PROVIDED ENTRIES START

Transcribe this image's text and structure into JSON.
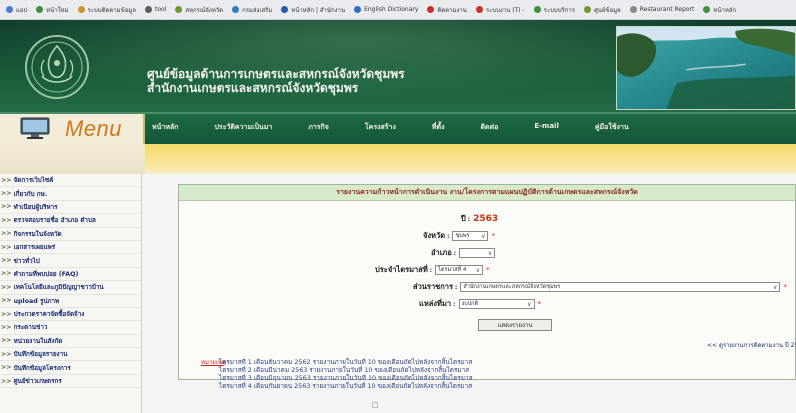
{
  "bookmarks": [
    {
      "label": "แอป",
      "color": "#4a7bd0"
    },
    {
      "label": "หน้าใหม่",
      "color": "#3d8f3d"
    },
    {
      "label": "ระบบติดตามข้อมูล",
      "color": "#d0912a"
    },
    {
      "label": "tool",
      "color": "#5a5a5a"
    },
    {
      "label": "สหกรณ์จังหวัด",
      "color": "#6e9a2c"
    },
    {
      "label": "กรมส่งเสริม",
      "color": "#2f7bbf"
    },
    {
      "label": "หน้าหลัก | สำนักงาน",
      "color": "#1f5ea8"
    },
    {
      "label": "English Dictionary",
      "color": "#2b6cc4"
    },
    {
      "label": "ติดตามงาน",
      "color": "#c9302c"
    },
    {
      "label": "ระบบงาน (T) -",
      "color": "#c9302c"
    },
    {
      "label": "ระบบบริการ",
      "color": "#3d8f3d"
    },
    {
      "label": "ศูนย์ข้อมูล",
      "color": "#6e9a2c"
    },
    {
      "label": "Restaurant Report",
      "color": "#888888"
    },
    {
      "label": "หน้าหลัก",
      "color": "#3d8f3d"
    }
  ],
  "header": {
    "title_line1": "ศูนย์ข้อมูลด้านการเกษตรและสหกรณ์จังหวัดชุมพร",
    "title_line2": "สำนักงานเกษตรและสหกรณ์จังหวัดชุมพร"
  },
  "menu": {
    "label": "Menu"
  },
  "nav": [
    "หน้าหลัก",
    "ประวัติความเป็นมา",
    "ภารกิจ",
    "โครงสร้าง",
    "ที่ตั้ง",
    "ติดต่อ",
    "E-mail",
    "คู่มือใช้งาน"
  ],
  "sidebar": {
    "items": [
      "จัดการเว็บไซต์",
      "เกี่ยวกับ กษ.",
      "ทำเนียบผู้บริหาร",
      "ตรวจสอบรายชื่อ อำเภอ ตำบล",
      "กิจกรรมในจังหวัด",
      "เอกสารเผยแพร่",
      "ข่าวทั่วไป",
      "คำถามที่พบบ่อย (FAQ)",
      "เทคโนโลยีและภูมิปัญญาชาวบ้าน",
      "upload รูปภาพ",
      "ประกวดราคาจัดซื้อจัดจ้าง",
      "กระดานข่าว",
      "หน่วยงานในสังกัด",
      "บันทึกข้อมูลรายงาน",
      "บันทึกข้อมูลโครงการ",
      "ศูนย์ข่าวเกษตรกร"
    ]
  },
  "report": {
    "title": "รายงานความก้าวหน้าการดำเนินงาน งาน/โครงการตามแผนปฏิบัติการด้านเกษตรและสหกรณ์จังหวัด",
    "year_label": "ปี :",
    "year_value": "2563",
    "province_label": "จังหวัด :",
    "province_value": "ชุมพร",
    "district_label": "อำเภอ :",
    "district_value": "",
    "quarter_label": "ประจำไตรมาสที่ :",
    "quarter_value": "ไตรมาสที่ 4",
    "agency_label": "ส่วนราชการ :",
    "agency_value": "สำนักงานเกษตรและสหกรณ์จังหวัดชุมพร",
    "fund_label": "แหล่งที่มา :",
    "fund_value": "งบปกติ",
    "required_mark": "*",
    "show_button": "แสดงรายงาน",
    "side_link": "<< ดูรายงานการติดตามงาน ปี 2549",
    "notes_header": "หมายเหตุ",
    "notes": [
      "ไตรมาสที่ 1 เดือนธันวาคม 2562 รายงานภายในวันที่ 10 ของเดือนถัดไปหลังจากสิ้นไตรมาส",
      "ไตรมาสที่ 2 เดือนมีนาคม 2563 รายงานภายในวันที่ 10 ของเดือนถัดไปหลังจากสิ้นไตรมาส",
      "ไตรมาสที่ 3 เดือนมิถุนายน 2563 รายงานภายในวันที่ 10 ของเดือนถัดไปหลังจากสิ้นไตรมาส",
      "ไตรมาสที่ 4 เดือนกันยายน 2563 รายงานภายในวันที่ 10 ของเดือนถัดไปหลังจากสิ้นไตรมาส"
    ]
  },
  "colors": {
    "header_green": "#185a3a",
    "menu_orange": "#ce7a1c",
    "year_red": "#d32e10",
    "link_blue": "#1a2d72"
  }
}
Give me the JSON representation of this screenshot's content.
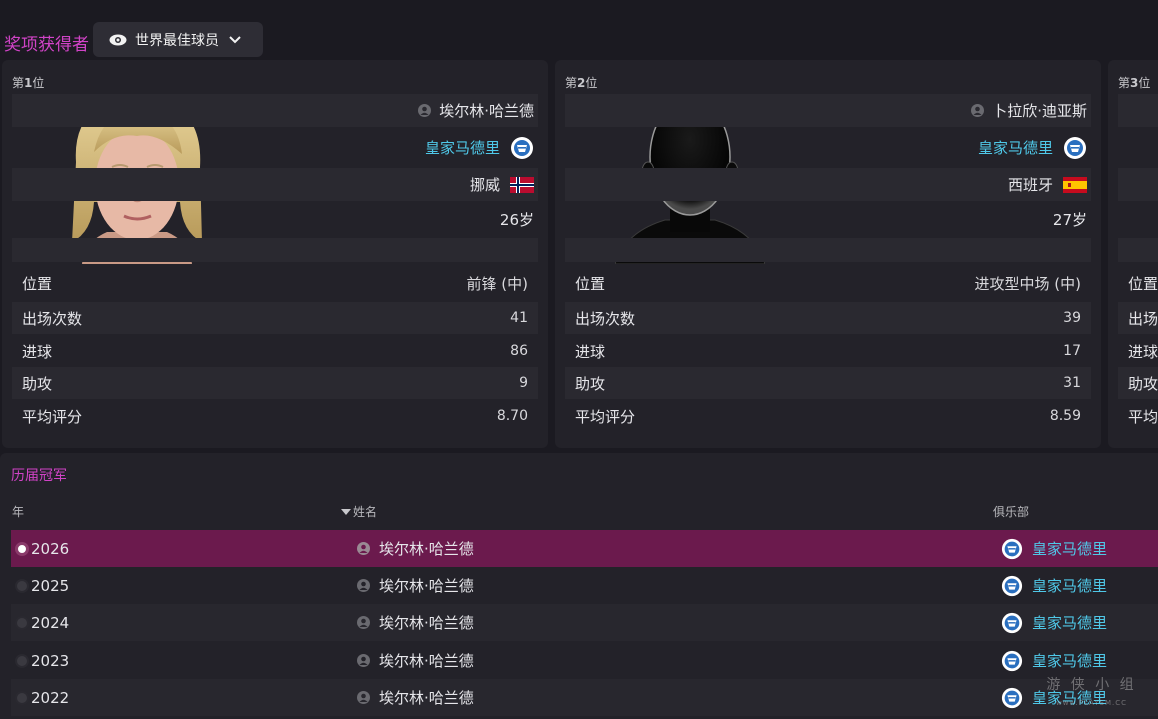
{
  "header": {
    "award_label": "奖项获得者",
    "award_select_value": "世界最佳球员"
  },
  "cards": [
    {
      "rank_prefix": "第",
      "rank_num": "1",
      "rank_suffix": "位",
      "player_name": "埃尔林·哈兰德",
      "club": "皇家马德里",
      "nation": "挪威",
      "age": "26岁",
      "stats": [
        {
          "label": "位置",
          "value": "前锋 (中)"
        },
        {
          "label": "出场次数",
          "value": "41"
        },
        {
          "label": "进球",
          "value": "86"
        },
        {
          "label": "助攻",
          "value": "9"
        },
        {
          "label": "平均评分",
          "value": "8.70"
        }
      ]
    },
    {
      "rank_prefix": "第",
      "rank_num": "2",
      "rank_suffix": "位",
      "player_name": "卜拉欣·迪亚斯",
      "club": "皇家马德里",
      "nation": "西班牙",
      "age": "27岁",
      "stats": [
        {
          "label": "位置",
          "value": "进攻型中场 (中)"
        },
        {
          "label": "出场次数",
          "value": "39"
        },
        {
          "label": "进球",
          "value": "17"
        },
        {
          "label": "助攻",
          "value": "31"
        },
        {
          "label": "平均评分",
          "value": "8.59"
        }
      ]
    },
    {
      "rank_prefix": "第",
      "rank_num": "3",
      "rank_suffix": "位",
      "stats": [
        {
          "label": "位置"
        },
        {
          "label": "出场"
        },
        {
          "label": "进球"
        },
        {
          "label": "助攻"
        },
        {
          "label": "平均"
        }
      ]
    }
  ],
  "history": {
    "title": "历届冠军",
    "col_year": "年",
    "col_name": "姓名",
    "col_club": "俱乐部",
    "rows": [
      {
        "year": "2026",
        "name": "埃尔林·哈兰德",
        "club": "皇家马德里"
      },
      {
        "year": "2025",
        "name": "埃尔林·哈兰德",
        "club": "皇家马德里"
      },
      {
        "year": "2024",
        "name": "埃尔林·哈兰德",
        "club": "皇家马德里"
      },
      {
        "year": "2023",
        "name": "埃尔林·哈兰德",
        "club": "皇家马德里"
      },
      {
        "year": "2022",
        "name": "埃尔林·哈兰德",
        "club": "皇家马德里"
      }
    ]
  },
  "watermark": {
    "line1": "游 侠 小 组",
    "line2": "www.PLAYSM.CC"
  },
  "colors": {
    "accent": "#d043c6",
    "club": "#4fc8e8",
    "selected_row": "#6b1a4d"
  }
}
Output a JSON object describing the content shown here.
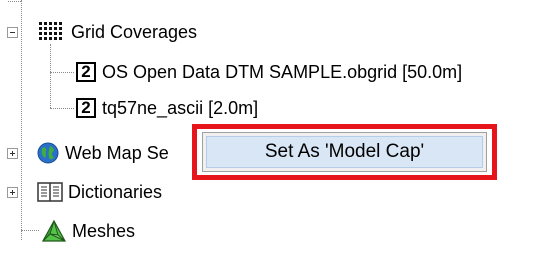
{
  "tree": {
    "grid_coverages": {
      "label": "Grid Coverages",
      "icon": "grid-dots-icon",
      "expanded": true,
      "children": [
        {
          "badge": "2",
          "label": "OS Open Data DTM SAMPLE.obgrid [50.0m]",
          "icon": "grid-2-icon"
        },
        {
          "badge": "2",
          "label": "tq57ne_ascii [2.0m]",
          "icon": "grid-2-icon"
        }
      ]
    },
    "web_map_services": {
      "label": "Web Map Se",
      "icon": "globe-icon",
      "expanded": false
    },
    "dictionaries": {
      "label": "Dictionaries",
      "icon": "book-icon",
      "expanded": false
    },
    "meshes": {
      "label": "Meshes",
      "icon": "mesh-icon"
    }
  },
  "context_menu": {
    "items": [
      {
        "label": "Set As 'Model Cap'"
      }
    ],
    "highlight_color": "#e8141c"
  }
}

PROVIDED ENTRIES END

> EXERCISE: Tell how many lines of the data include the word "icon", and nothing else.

> TASK RESPONSE: 6